As these wrinkles started to appear, Republicans did not help their cause when, predictably, they started overreaching. Instead of keeping a narrow focus on the events surrounding how the company obtained funding and then went bankrupt despite red flags, they began to use Solyndra’s failure to implicate the entire loan guarantee program as a socialist Obama boondoggle. But it soon came to light that many of the loudest GOP critics, such as Senator Jim DeMint, had actually voted to establish the loan guarantee program back in 2005.
Investigations are ongoing and questions remain—for instance, what pressure, if any, did the White House exert on the Department of Energy to approve and maintain the company’s loan guarantee—so it’s possible that “Solyndra-gate” could explode into a full category 5 scandal. But on the strength of the evidence so far, that seems highly unlikely.

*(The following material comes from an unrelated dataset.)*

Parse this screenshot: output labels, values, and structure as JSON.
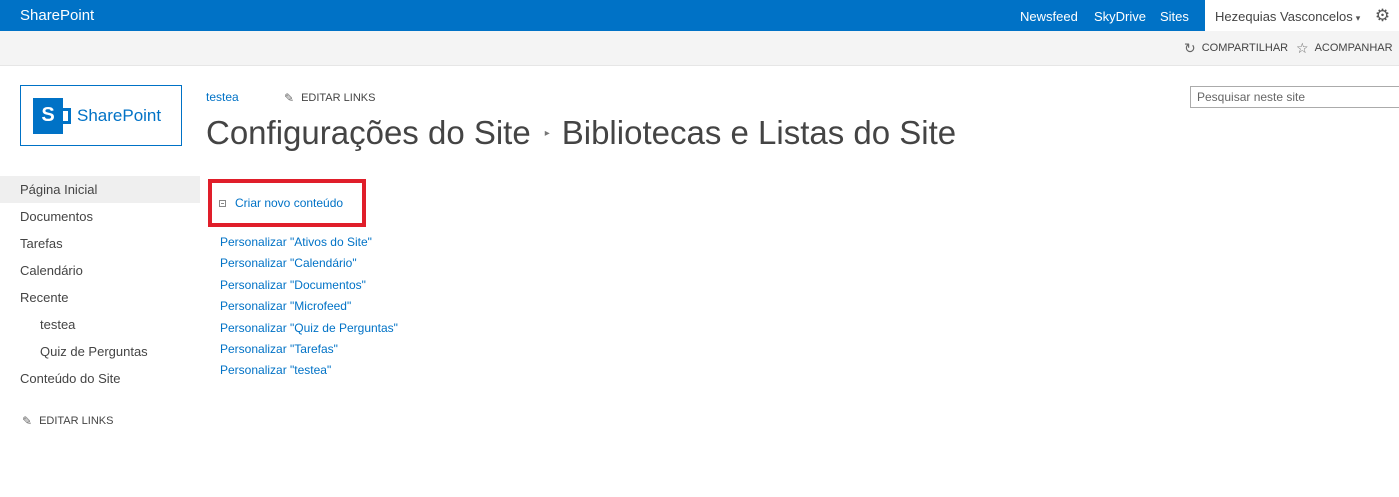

Obama’s presidency is nearly three years old. It has been nearly four years since the furor over Reverend Jeremiah Wright. During this period, Obama has been reviled by conservatives to a degree matched only by the venom directed at Franklin Roosevelt and, later, Bill Clinton. But the vituperation, distortions, and outright lies have been mostly about policies, alleged policies, conspiracy theories, and ludicrous fantasies.
In all that time—a record span, according to scholars—there has been no major Obama scandal to speak of. Some potential scandals—like Tom Daschle’s back taxes—have been nipped in the bud. (Two weeks after the inauguration, Daschle asked that his nomination to be HHS secretary not be sent to the Senate.) Other stories that might have paralyzed earlier administrations just fizzled.
The question is why.
First, a definition of terms. We’re not talking here about conspiracy theories or self-evident partisan sniping. A true scandal, as Dartmouth political scientist Brendan Nyhan puts it, is a “socially constructed event” in which elites decide that a sufficient perception exists that “a public figure has acted in a manner that contravenes established moral, political, or procedural norms.” In other words, a story becomes a scandal when the mainstream press begins treating it as such. According to Nyhan’s criteria, it’s when news stories that use the word “scandal” in the reporter’s own voice start appearing on the front page of the Washington Post. (That hasn’t happened yet with Solyndra.)
The question is, have Obama and his administration objectively engaged in less scandalous behavior, or has some combination of external forces kept scandals from spreading through the public consciousness? And if Obama has managed to build a scandal-proof administration, is that purely a good thing, or has it come at a cost?
Here I humbly offer some theories about how the Washington scandal machine works, and why there has been such a dearth of scandals in the age of Obama. There is, as usual, no one answer; the explanation is likely to involve some combination of the factors cited below.
THE PATTERN-OF-BEHAVIOR THEORY
During the 2008 campaign, Senator Obama, after some prodding by aides, made the death of his mother a part of his stump speech. While delivering his pitch on reforming health care, he told the moving story of Ann Dunham, who died at age fifty-two of ovarian cancer after spending the last months of her life fighting with her insurance company…
October 27, 2011
This image has been posted with express written permission. This cartoon was originally published at Town Hall.